(Supplied records Opens)
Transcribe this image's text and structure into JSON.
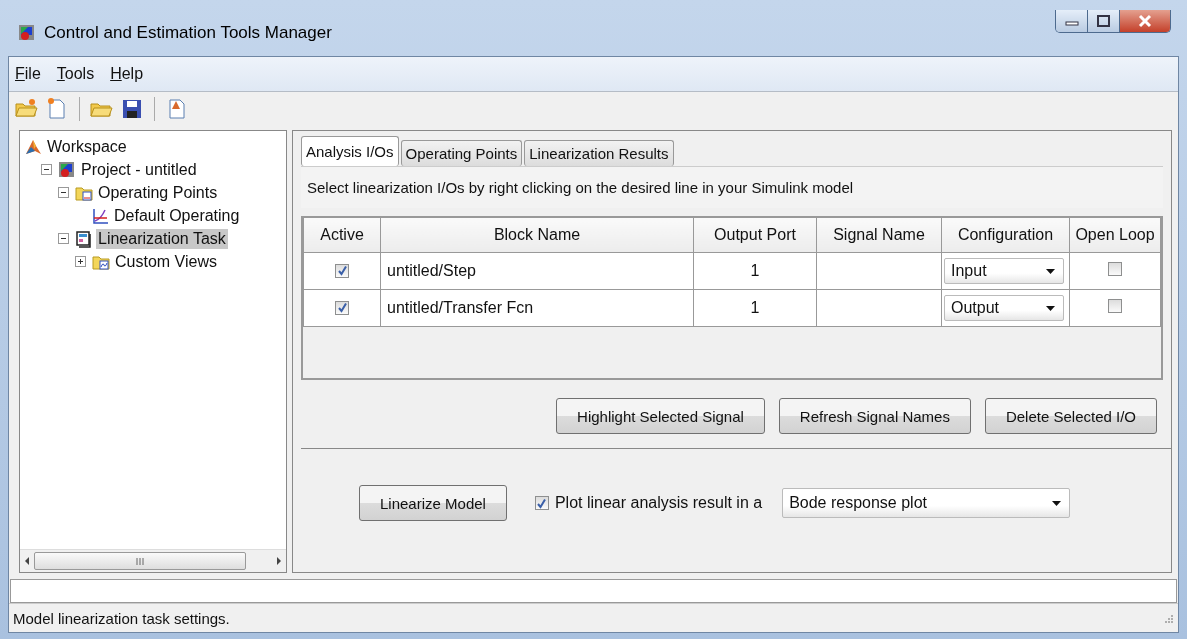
{
  "window": {
    "title": "Control and Estimation Tools Manager"
  },
  "menu": [
    {
      "mnemonic": "F",
      "rest": "ile"
    },
    {
      "mnemonic": "T",
      "rest": "ools"
    },
    {
      "mnemonic": "H",
      "rest": "elp"
    }
  ],
  "tree": [
    {
      "label": "Workspace",
      "kind": "workspace",
      "children": [
        {
          "label": "Project - untitled",
          "kind": "project",
          "expanded": true,
          "selected": false,
          "children": [
            {
              "label": "Operating Points",
              "kind": "folder",
              "expanded": true,
              "selected": false,
              "children": [
                {
                  "label": "Default Operating",
                  "kind": "point",
                  "selected": false
                }
              ]
            },
            {
              "label": "Linearization Task",
              "kind": "task",
              "expanded": true,
              "selected": true,
              "children": [
                {
                  "label": "Custom Views",
                  "kind": "views",
                  "expanded": false,
                  "selected": false
                }
              ]
            }
          ]
        }
      ]
    }
  ],
  "tabs": [
    {
      "label": "Analysis I/Os",
      "selected": true
    },
    {
      "label": "Operating Points",
      "selected": false
    },
    {
      "label": "Linearization Results",
      "selected": false
    }
  ],
  "instructions": "Select linearization I/Os by right clicking on the desired line in your Simulink model",
  "table": {
    "columns": [
      "Active",
      "Block Name",
      "Output Port",
      "Signal Name",
      "Configuration",
      "Open Loop"
    ],
    "rows": [
      {
        "active": true,
        "block_name": "untitled/Step",
        "output_port": "1",
        "configuration": "Input",
        "open_loop": false
      },
      {
        "active": true,
        "block_name": "untitled/Transfer Fcn",
        "output_port": "1",
        "configuration": "Output",
        "open_loop": false
      }
    ]
  },
  "io_buttons": [
    "Highlight Selected Signal",
    "Refresh Signal Names",
    "Delete Selected I/O"
  ],
  "linearize": {
    "button": "Linearize Model",
    "plot_checked": true,
    "plot_label": "Plot linear analysis result in a",
    "plot_type": "Bode response plot"
  },
  "status_bar": {
    "message": "Model linearization task settings."
  }
}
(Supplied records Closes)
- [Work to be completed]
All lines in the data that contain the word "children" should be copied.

- [Response box]
      "children": [
          "children": [
              "children": [
              "children": [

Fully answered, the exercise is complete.